The plight of Indic communities knows no end, and has only been aggravated in recent times. A micro-community of India is that of the Jain community, who are well known for their staunch obedience of dharmic practices, and are perhaps the most unflinching people when it comes to following their religious teachings.
In secular India, however, such unwavering commitment to one’s spiritual path can often be contested, since the fragile feelings of another Abrahamic community, who are perhaps the most staunch when it comes to their religious practices, can be hurt at the drop of a hat. A similar development in Chennai has spiraled into a major controversy now.
Jain Bakeries and Confectioneries, owned by one Prasanth and located in Chennai’s T Nagar is the centre of liberal outrage. A WhatsApp advertisement circulated by the bakery mentions the fact that only Jains are employed by the bakery and are involved in the process of baking various confectionery items. It further says that the bakery does not employ any Muslim staff.
This simple mention is what has outraged many, and has also prompted an over-zealous Police department to charge the owner of the bakery under frivolous charges.
The Jain shop owner has been booked under sections 153 (provocation to cause riot), 153A, 505 (inciting commission of an offence against another community) and 295A (insult against a class of people) of the IPC.
How the police arrived at the profound conclusion that the advertisement could cause riots in the city is really something that we are unable to comprehend. Besides, isn’t the Chennai police pre-emptively assuming that the other community would be so provoked by the advertisement, that it would initiate riots? While that is not a complete impossibility, it is more of a statement on the particular community in question, rather than the owner of the Jain bakery.
Of course, no frivolous booking of any innocent citizen is complete without the person being charged with Section 153A of the IPC, a highly abused clause which is slapped against just anybody to stifle their freedom of expression. The section is applicable against those who ‘Promote enmity between different groups on grounds of religion, race, place of birth, residence, language, etc., and doing acts prejudicial to maintenance of harmony’.
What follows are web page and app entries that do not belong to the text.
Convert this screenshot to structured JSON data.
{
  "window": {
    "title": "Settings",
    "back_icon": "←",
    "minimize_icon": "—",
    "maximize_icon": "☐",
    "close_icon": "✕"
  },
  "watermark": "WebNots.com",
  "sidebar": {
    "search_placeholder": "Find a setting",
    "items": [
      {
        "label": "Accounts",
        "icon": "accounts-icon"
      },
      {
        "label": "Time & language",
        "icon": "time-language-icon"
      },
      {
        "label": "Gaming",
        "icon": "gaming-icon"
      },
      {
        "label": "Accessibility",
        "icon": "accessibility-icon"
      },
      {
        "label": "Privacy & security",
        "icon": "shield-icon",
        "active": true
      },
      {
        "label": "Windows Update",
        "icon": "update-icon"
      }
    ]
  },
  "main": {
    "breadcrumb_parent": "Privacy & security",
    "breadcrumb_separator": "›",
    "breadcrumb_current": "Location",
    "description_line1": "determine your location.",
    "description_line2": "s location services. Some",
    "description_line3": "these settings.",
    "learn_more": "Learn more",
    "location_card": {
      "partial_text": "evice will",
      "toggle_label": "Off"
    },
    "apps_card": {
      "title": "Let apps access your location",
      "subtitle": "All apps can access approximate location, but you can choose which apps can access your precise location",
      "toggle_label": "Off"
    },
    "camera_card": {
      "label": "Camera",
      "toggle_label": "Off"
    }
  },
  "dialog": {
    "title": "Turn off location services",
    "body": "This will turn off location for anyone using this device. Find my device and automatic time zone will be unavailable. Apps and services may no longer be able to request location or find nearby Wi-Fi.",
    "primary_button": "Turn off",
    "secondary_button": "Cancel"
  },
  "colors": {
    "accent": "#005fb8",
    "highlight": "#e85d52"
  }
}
How is it justified to book a devout Jain for merely stating that no Muslims are employed in his bakery? Jains are very particular about the food they consume, and as such, there is no harm in stating that the bakery employs only Jain staff. Moreover, why is the same overreach on the part of the Police not practised against Muslims, who clearly consume only Halal certified products, which means that only Muslims are employed for all aspects of manufacturing the product? Is 295A slapped on those businesses that make Halal products?
While halal certified products are shoved down the throats of unsuspecting non-Muslims, and nobody cares to bat an eye, a Jain bearing true faith to his religious principles is suddenly seen as a potential rioter? Why are the same parameters not applied to Muslims, and why does the police follow a clearly dichotomous approach for Muslims and non-Muslims?
Jain societies don't allow even eggs eating Hindus as tenants. A bakery predominantly having microminority Jain customers has every right to not employ nonveg eaters. It is the state that is hounding/outraging religious feelings of a microminority to appease 2nd largest majority.
— Me (@semubhatt) May 10, 2020
On what basis? Minority institutions are allowed to discriminate. In this case given extreme precautions with regard to Jain food, it’s their right to ensure that no meat or meat eaters handle food at their bakery. Open assault on the Jain community in Chennai. https://t.co/R3cqHe7ZCY
— Abhijit Iyer-Mitra (@Iyervval) May 10, 2020
Only recently, Hindu fruit sellers in Jharkhand were harassed by the Police for writing on the banners fixed to their stalls, the words: Vishwa Hindu Parishad ki anumodit Hindu fal Dukan (Hindu fruit shop approved by the Vishwa Hindu Parishad). Again, they were charged frivolously by the state police.
In Bihar’s Nalanda, an FIR was lodged against Hindus for displaying saffron flags on their shops. They were charged under Sections 147 (rioting), 149 unlawful assembly), 188 (disobedience), 153A (promoting enmity between religions), 295A (malicious act to outrage religious feelings) of the IPC, and Section 66 of the IT Act.
Clearly, what has happened in Chennai is not an isolated incident of specific targeting of Indic communities for wearing their religious identity on their collar. It is part of a larger trend where non-Muslims are being hounded for being proud of their religion and culture.